--- To do ---
The finished copy should hold every entry exactly as given, and no pictures.

(Entries from a dataset of interfaces)
↓

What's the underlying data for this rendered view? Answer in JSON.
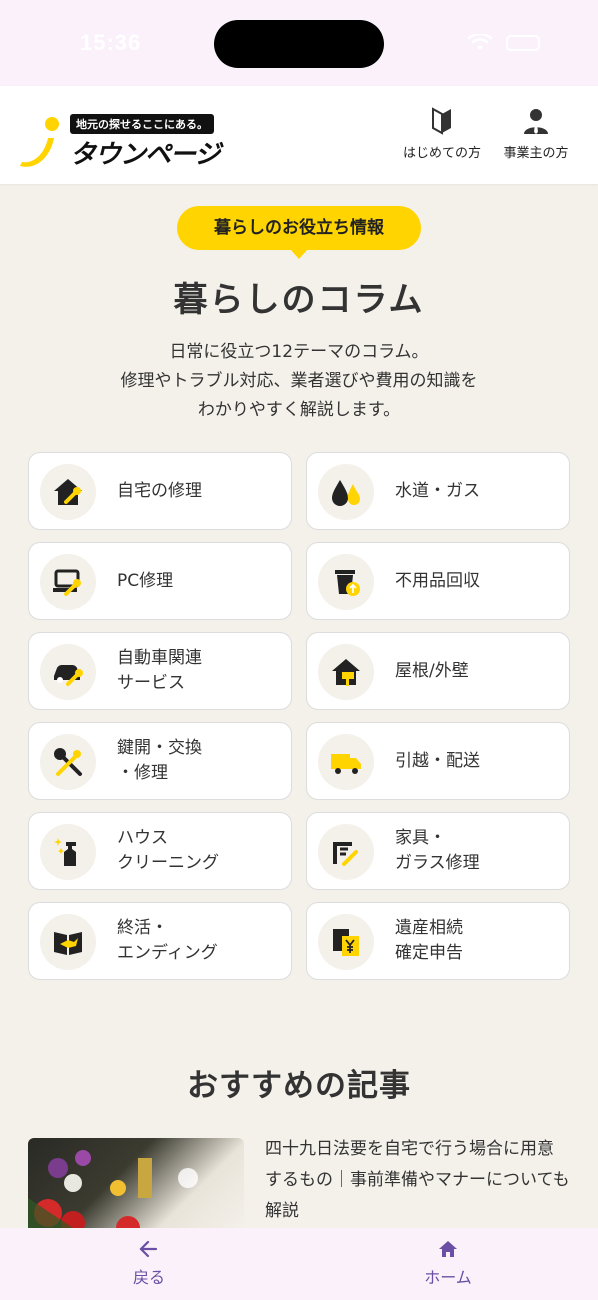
{
  "status_bar": {
    "time": "15:36"
  },
  "header": {
    "logo_tagline": "地元の探せるここにある。",
    "logo_text": "タウンページ",
    "links": [
      {
        "label": "はじめての方",
        "icon": "beginner-mark-icon"
      },
      {
        "label": "事業主の方",
        "icon": "business-person-icon"
      }
    ]
  },
  "badge": "暮らしのお役立ち情報",
  "title": "暮らしのコラム",
  "intro_lines": [
    "日常に役立つ12テーマのコラム。",
    "修理やトラブル対応、業者選びや費用の知識を",
    "わかりやすく解説します。"
  ],
  "categories": [
    {
      "label": "自宅の修理",
      "icon": "house-wrench-icon"
    },
    {
      "label": "水道・ガス",
      "icon": "water-flame-icon"
    },
    {
      "label": "PC修理",
      "icon": "laptop-wrench-icon"
    },
    {
      "label": "不用品回収",
      "icon": "trash-recycle-icon"
    },
    {
      "label": "自動車関連\nサービス",
      "icon": "car-wrench-icon"
    },
    {
      "label": "屋根/外壁",
      "icon": "house-paint-icon"
    },
    {
      "label": "鍵開・交換\n・修理",
      "icon": "key-wrench-icon"
    },
    {
      "label": "引越・配送",
      "icon": "truck-icon"
    },
    {
      "label": "ハウス\nクリーニング",
      "icon": "spray-bottle-icon"
    },
    {
      "label": "家具・\nガラス修理",
      "icon": "furniture-pen-icon"
    },
    {
      "label": "終活・\nエンディング",
      "icon": "book-bird-icon"
    },
    {
      "label": "遺産相続\n確定申告",
      "icon": "yen-document-icon"
    }
  ],
  "section2_title": "おすすめの記事",
  "article": {
    "title": "四十九日法要を自宅で行う場合に用意するもの｜事前準備やマナーについても解説"
  },
  "bottom_nav": {
    "back": "戻る",
    "home": "ホーム"
  },
  "colors": {
    "accent_yellow": "#ffd400",
    "background": "#f4f1eb",
    "nav_purple": "#6a4fa4"
  }
}
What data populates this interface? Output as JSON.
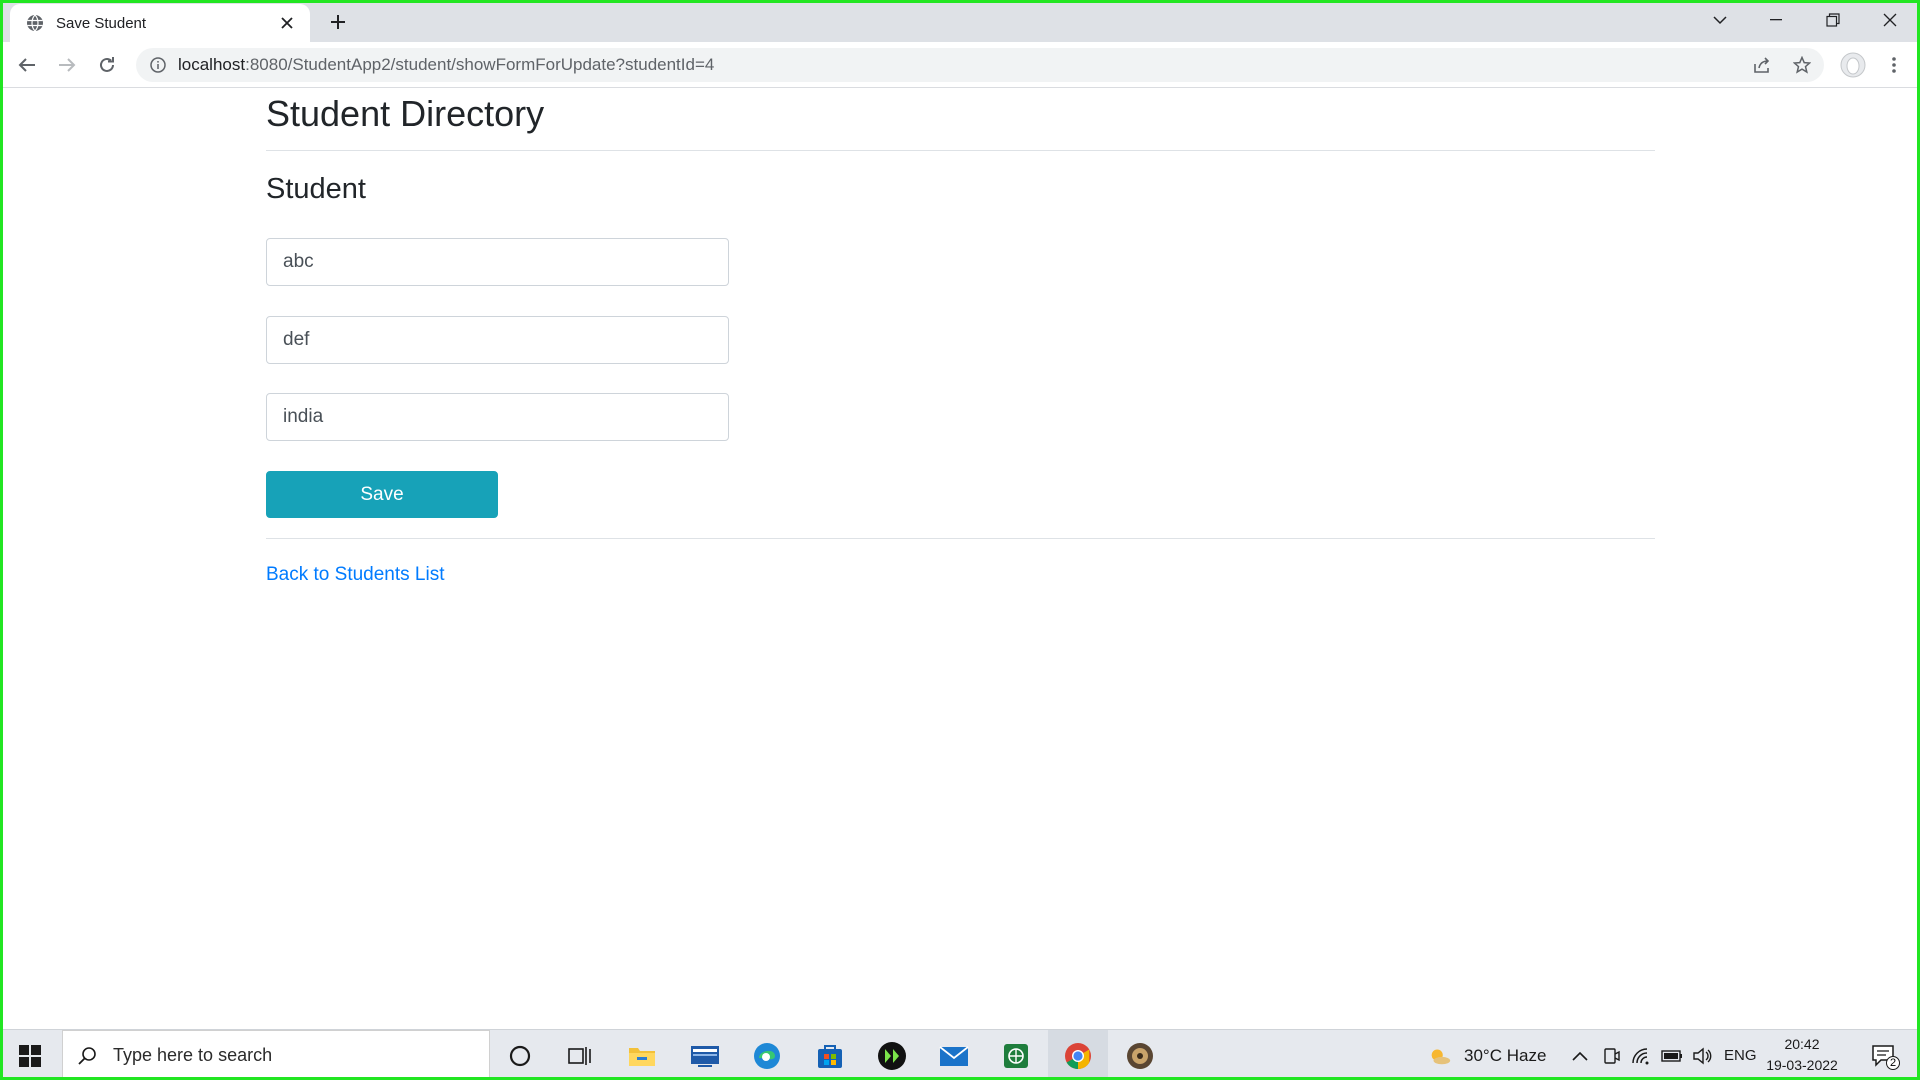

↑

--- Solution to this problem ---
What's the underlying data for this rendered view? Answer in JSON.
{
  "status_bar": {
    "time": "15:36"
  },
  "header": {
    "logo_tagline": "地元の探せるここにある。",
    "logo_text": "タウンページ",
    "links": [
      {
        "label": "はじめての方",
        "icon": "beginner-mark-icon"
      },
      {
        "label": "事業主の方",
        "icon": "business-person-icon"
      }
    ]
  },
  "badge": "暮らしのお役立ち情報",
  "title": "暮らしのコラム",
  "intro_lines": [
    "日常に役立つ12テーマのコラム。",
    "修理やトラブル対応、業者選びや費用の知識を",
    "わかりやすく解説します。"
  ],
  "categories": [
    {
      "label": "自宅の修理",
      "icon": "house-wrench-icon"
    },
    {
      "label": "水道・ガス",
      "icon": "water-flame-icon"
    },
    {
      "label": "PC修理",
      "icon": "laptop-wrench-icon"
    },
    {
      "label": "不用品回収",
      "icon": "trash-recycle-icon"
    },
    {
      "label": "自動車関連\nサービス",
      "icon": "car-wrench-icon"
    },
    {
      "label": "屋根/外壁",
      "icon": "house-paint-icon"
    },
    {
      "label": "鍵開・交換\n・修理",
      "icon": "key-wrench-icon"
    },
    {
      "label": "引越・配送",
      "icon": "truck-icon"
    },
    {
      "label": "ハウス\nクリーニング",
      "icon": "spray-bottle-icon"
    },
    {
      "label": "家具・\nガラス修理",
      "icon": "furniture-pen-icon"
    },
    {
      "label": "終活・\nエンディング",
      "icon": "book-bird-icon"
    },
    {
      "label": "遺産相続\n確定申告",
      "icon": "yen-document-icon"
    }
  ],
  "section2_title": "おすすめの記事",
  "article": {
    "title": "四十九日法要を自宅で行う場合に用意するもの｜事前準備やマナーについても解説"
  },
  "bottom_nav": {
    "back": "戻る",
    "home": "ホーム"
  },
  "colors": {
    "accent_yellow": "#ffd400",
    "background": "#f4f1eb",
    "nav_purple": "#6a4fa4"
  }
}
What data populates this interface? Output as JSON.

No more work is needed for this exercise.